Compare any two graphics cards:
Radeon HD 7850 vs Radeon HD 7870
IntroThe Radeon HD 7850 features a clock frequency of 860 MHz and a GDDR5 memory frequency of 1200 MHz. It also uses a 256-bit bus, and makes use of a 28 nm design. It features 1024 SPUs, 64 Texture Address Units, and 32 Raster Operation Units.
Compare that to the Radeon HD 7870, which has clock speeds of 1000 MHz on the GPU, and 1200 MHz on the 2048 MB of GDDR5 RAM. It features 1280 SPUs along with 80 Texture Address Units and 32 Rasterization Operator Units.
Power Usage and Theoretical Benchmarks
Power Consumption (Max TDP)
Both cards have the exact same memory bandwidth, so in theory they should have identical performance. (explain)
Texel RateThe Radeon HD 7870 will be a lot (approximately 45%) better at anisotropic filtering than the Radeon HD 7850. (explain)
Pixel RateThe Radeon HD 7870 will be just a bit (about 16%) better at full screen anti-aliasing than the Radeon HD 7850, and will be capable of handling higher resolutions better. (explain)
Please note that the above 'benchmarks' are all just theoretical - the results were calculated based on the card's specifications, and real-world performance may (and probably will) vary at least a bit.
Please note that the price comparisons are based on search keywords - sometimes it might show cards with very similar names that are not exactly the same as the one chosen in the comparison. We do try to filter out the wrong results as best we can, though.
Memory Bandwidth: Memory bandwidth is the maximum amount of information (in units of megabytes per second) that can be transported past the external memory interface in one second. It's worked out by multiplying the bus width by its memory clock speed. If it uses DDR memory, it should be multiplied by 2 again. If DDR5, multiply by ANOTHER 2x. The better the card's memory bandwidth, the faster the card will be in general. It especially helps with AA, High Dynamic Range and higher screen resolutions.
Texel Rate: Texel rate is the maximum number of texture map elements (texels) that are applied per second. This figure is calculated by multiplying the total amount of texture units of the card by the core speed of the chip. The higher the texel rate, the better the video card will be at handling texture filtering (anisotropic filtering - AF). It is measured in millions of texels per second.

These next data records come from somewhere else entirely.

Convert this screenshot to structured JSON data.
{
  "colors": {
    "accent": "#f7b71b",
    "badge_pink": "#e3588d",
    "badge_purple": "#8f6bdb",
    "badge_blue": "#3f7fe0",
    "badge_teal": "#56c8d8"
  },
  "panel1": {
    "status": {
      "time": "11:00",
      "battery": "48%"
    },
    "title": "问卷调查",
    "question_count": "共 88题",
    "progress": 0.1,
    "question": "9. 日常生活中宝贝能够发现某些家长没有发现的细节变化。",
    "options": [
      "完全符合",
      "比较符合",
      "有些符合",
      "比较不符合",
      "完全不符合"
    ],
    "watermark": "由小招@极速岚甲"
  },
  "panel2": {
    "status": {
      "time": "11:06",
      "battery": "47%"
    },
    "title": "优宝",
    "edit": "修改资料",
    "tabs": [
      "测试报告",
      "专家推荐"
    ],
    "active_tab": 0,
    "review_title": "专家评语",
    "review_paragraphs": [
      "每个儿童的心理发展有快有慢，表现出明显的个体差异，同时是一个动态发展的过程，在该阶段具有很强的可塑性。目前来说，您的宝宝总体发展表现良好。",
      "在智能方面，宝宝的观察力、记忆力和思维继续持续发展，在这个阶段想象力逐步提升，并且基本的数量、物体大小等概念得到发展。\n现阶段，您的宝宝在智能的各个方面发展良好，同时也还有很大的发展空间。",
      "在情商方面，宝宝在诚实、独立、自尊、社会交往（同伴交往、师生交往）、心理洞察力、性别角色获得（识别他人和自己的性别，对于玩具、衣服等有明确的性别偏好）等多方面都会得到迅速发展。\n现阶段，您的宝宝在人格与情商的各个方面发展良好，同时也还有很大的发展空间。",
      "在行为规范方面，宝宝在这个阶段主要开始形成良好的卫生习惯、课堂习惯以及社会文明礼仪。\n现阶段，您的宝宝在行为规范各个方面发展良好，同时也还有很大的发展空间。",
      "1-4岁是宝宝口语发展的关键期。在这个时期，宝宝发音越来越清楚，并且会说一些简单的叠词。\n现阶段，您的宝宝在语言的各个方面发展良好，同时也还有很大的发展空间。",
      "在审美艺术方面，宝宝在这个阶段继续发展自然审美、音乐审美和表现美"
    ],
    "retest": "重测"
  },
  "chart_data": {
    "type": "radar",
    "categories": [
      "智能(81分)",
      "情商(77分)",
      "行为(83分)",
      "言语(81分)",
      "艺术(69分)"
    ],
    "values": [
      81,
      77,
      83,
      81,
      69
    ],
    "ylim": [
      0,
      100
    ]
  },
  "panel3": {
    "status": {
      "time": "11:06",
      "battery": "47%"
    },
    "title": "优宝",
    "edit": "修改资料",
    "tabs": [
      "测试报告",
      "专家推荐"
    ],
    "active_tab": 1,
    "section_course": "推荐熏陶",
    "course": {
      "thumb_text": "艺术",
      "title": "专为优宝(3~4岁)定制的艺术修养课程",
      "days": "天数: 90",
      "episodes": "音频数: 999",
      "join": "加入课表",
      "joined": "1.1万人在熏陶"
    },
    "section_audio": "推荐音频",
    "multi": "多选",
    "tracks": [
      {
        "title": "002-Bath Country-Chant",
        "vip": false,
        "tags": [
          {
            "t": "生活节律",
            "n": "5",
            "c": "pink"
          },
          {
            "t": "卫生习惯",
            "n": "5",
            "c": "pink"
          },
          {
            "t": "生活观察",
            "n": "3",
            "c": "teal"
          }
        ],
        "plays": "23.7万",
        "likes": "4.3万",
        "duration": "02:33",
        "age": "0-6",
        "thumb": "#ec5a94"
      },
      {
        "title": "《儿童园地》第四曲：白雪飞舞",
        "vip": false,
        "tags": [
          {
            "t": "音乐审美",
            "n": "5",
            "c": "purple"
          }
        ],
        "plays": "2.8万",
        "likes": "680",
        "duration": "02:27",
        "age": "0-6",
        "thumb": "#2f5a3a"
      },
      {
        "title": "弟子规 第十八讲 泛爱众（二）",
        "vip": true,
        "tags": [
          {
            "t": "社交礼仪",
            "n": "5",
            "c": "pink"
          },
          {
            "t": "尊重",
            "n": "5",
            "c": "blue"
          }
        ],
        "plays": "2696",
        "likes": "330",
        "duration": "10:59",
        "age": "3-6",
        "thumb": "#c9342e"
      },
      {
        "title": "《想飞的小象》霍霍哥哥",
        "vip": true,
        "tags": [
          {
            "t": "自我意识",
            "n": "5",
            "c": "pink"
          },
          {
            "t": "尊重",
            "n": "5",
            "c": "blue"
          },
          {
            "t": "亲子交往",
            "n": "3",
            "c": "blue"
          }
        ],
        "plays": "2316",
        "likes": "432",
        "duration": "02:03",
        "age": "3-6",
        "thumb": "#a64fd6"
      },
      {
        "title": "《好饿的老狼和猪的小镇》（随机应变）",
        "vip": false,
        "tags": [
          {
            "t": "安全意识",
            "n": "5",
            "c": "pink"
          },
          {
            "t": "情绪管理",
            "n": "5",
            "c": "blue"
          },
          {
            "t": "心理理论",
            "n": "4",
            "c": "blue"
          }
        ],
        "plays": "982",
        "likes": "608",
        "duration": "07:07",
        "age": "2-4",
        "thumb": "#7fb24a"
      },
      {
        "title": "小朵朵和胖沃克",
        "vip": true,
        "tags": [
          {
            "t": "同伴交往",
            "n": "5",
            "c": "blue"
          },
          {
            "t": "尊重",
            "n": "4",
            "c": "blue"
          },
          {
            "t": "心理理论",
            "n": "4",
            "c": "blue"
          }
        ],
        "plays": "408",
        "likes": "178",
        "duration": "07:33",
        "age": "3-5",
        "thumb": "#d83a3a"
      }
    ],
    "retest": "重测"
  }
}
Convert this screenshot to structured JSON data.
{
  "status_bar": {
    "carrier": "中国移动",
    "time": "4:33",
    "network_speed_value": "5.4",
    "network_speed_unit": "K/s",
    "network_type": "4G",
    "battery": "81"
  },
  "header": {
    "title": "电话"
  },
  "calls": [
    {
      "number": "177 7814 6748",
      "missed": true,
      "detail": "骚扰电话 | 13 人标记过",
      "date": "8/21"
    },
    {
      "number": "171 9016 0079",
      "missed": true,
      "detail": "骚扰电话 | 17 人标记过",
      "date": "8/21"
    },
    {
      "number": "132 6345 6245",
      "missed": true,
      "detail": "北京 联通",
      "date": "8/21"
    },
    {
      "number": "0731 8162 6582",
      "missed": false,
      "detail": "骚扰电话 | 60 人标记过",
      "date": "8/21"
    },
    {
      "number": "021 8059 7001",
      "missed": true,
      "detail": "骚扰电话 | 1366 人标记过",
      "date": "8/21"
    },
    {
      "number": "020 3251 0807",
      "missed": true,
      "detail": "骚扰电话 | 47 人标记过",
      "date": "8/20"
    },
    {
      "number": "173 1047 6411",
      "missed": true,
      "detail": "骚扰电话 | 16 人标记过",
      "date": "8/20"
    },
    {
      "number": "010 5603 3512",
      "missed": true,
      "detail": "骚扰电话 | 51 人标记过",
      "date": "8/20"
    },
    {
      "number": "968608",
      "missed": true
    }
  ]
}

Pixel Rate: Pixel rate is the maximum amount of pixels that the graphics chip could possibly write to its local memory in one second - measured in millions of pixels per second. The figure is worked out by multiplying the amount of Raster Operations Pipelines by the the core clock speed. ROPs (Raster Operations Pipelines - also called Render Output Units) are responsible for drawing the pixels (image) on the screen. The actual pixel fill rate is also dependant on lots of other factors, especially the memory bandwidth of the card - the lower the bandwidth is, the lower the potential to get to the maximum fill rate.